Freedom. It’s a compelling thought. Not compelling in a let’s discuss it’s intricacies sense, rather, compelling in a world changing sense, in that it has compelled men to take action in almost every single decisive event or moment in human history. It is a call to action. Liberterians want it. Liberals want it. Conservatives want it. Everyone wants it.
Sometimes it takes on different shapes. The Wright brothers wanted freedom from the ground. Karl Benz wanted freedom from walking. Michael Bay wants freedom from story and script. Libertarians want freedom from government, and liberal democrat socialists seem to want freedom from free thought or expression.
My colleague Nick Barden wrote an interesting piece yesterday in his column, The Ivory Cubicle, where he stated that duties, not rights, are what should define us. I agree with this statement. I also firmly believe the words of the Declaration of Independence when it said that “they are endowed by their creator with certain, unalienable rights, that among these are Life, Liberty and the Pursuit of Happiness.” But once we have these rights, the questions remains; what are we to do with them?
Galatians 5:24 says “And those who belong to Christ Jesus have put to death their human nature, with all its passions and desires.”
Matthew 10:39 says “Whoever finds his life will lose it, and whoever loses his life for my sake will find it.”

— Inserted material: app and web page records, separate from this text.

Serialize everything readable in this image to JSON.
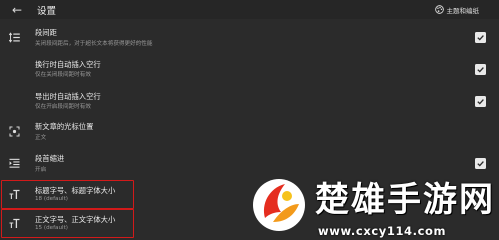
{
  "header": {
    "title": "设置",
    "back_icon": "arrow-left-icon",
    "theme_button_label": "主题和编纸",
    "theme_icon": "palette-icon"
  },
  "settings": [
    {
      "icon": "paragraph-spacing-icon",
      "title": "段间距",
      "subtitle": "关闭段间距后，对于超长文本将获得更好的性能",
      "checked": true
    },
    {
      "icon": "",
      "title": "换行时自动插入空行",
      "subtitle": "仅在关闭段间距时有效",
      "checked": true
    },
    {
      "icon": "",
      "title": "导出时自动插入空行",
      "subtitle": "仅在开启段间距时有效",
      "checked": true
    },
    {
      "icon": "cursor-position-icon",
      "title": "新文章的光标位置",
      "subtitle": "正文"
    },
    {
      "icon": "indent-icon",
      "title": "段首缩进",
      "subtitle": "开启",
      "checked": true
    },
    {
      "icon": "text-size-icon",
      "title": "标题字号、标题字体大小",
      "subtitle": "18 (default)"
    },
    {
      "icon": "text-size-icon",
      "title": "正文字号、正文字体大小",
      "subtitle": "15 (default)"
    }
  ],
  "watermark": {
    "logo": "chuxiong-logo",
    "text": "楚雄手游网",
    "url": "www.cxcy114.com"
  },
  "colors": {
    "background": "#2b2b2b",
    "highlight_box": "#d21a1a",
    "checkbox": "#e9e9e9"
  }
}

Take your pick. While there are subtle differences, these two verses pretty much say the same thing. All men have been given life, and therefore a chance to pursue liberty and happiness.

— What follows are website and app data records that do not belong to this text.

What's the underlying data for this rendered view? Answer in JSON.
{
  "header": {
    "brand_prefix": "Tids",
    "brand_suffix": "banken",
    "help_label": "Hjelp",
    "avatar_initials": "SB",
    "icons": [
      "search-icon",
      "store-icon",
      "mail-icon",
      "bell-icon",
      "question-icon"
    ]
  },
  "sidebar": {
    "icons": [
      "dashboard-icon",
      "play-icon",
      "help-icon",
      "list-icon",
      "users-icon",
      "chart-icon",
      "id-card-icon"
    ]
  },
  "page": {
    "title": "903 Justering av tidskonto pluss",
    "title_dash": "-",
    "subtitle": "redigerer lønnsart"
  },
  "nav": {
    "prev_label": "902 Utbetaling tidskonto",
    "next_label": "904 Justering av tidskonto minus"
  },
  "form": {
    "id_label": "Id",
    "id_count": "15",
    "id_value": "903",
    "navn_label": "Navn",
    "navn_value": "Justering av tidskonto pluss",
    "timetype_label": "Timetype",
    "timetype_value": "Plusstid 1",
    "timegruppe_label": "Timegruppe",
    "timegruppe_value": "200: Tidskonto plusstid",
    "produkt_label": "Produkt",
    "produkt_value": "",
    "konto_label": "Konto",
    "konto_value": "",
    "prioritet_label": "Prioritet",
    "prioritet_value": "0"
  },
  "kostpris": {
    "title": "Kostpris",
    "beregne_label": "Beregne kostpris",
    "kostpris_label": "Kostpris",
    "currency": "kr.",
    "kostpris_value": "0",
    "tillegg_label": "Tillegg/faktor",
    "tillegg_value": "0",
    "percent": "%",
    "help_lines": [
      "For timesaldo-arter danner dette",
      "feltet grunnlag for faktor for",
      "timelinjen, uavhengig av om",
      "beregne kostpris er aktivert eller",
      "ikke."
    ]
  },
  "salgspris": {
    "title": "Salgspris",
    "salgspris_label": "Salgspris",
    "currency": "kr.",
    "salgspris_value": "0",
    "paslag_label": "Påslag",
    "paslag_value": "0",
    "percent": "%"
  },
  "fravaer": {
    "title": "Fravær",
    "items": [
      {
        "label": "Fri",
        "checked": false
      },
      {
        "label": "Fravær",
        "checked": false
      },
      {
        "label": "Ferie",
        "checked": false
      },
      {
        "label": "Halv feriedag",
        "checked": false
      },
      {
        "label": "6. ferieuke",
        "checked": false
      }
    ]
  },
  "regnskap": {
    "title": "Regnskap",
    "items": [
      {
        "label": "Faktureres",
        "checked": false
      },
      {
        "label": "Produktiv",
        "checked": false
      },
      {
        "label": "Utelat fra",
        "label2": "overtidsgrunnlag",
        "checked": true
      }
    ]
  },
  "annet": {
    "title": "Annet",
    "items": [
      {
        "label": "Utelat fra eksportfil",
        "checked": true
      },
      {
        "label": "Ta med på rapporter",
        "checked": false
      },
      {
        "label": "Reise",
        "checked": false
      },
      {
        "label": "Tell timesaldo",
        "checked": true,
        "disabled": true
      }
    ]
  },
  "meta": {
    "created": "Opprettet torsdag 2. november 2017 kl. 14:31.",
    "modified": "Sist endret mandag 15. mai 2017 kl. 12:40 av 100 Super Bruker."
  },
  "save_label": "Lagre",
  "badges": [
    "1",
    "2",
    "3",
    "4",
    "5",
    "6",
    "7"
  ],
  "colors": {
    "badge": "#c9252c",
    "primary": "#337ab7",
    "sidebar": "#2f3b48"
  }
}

We can spend our lives pursuing a life on earth, pursuing personal freedom on earth, pursuing personal happiness on earth. But as those two verses show, the question is really simple. It isn’t whether you have rights. It is whether you will give them up for something greater.